This area’s long musical tradition is about to add a new chapter. The community bands based in Parkville and Platte City will premiere an original score dedicated to Platte County’s 175th anniversary at 3 p.m. on Sunday, Oct. 26, at the high school auditorium in Platte City. Michael E. Anderson, a 2008 Platte County R-3 High School graduate composed the anniversary music, entitled “The Heart of a Land.”
We live in a high-tech era where many people think of music just as something that comes out of ear buds hooked to a cell phone. Many people are simply consumers of whatever music is thrown at them.
However, local and live music makers are still to be found.
On Friday night, I watched and listened as R-3 high school students gave the annual blackout performance following the homecoming football game. Bravo, by the way. They wrapped glo-lights around their legs, arms and instruments. With the stadium lights dark, a skeletal light show twitched and turned as students marched in patterns while playing Billy Joel songs on brass instruments and drums.
Some of those students will graduate beyond halftime shows but carry on with music for fun. They will join the ranks of the community bands.
Musicianship is obscure in our written history but holds a place.
Pioneer-era historian W.M. Paxton mentions in his writings fiddling and dancing at cabin raisings when the county was first settled. In pouring over two separate histories of Platte County’s early decades, I’ve found mention of both men and women who were noted as fine musicians. In the rich Price-Loyles family history someone is mentioned as the piano player or organist for the movie house in Weston when “silent” movies had live musical accompaniment.
Brass bands were the rock n’ roll equivalent of the late 1800s era. They were loud and could be heard over crowd noise, and they had a soul-stirring power not found in quieter string ensembles. I’m sure our towns fielded some bands that played for events or in parks on Sunday afternoons.
So now we come to 2014, and Anderson is applying history to a new song for old traditions. He earned a music composition degree in 2012 from the University of Missouri. A grant from the Platte City Friends of the Arts and Platte County Parks and Recreation helped back the project. Anderson has a music website at www.michaeleanderson.com.
There will also be other exhibits, crafts and a celebration of all the Platte County 175th events on Oct. 26. Visitors are invited to view displays in the high school hallways beginning at 2 p.m.
Covering 175 years is a lot of time put to music in a composition.

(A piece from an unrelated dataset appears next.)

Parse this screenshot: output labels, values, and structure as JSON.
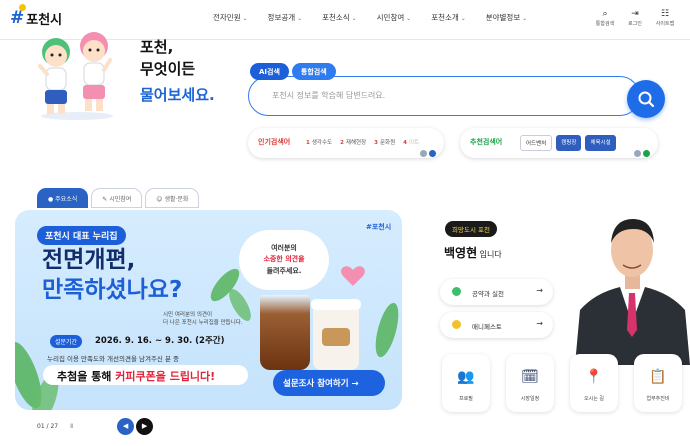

I’ve daydreamed of how I might approach it if I had any kind of formal musical training, which I don’t. (But I do have an all-original songs folk/bluegrass CD for sale called “West Missouri Ramble,” if anyone is interested.)
I believe I’d start with a simple, haunting melody on a wooden flute to evoke a natural landscape and Native American culture.
Then I’d add some strings, violin and cello with lilting folk melodies that evoke the French fur traders who moved across this county but left little trace. The pioneers arrival movement would need to be hopeful but somewhat plodding, like oxen trying to pull a wooden plow through soil made tough with roots and rock.
We’d need a pretty jaunty tune to mark people jumping off from the county for the gold fields of California in 1849. Then perhaps the brass instruments could sound stormy and moody for the dark, tense and violent days when slavery was contested along the Kansas border before the Civil War.
For the war, cymbals clanging and horns rising and falling, and then mournful cellos sadly singing.
The horns and the strings could again sound hopeful when thinking of the late 1800s. Perhaps you could sneak in a line from the Jesse James folk song melody. Platte Countians were not shortchanged for musical entertainment when the jazz age morphed into the swing era. Think about generations, including some people still among us, dancing the night away at Bean Lake or perhaps at the Dirty Shame located on the Platte County Fairgrounds.
We rocked in the county when the time came.
I have friends who played in bands. We had local country music stars. People were still dancing to the fiddle and square dance caller in some towns. A young generation re-discovered folk music. Yet also young people are still playing trombones and trumpets and bass drums as they march in parades or at halftime at football games. Many excel at state music contests.
Few get famous, but musicians give the county a heartbeat. For those who seek them out, the world is less lonely.
Bill Graham, who lives in the Platte City area with his family, may be reached by e-mail at firstname.lastname@example.org.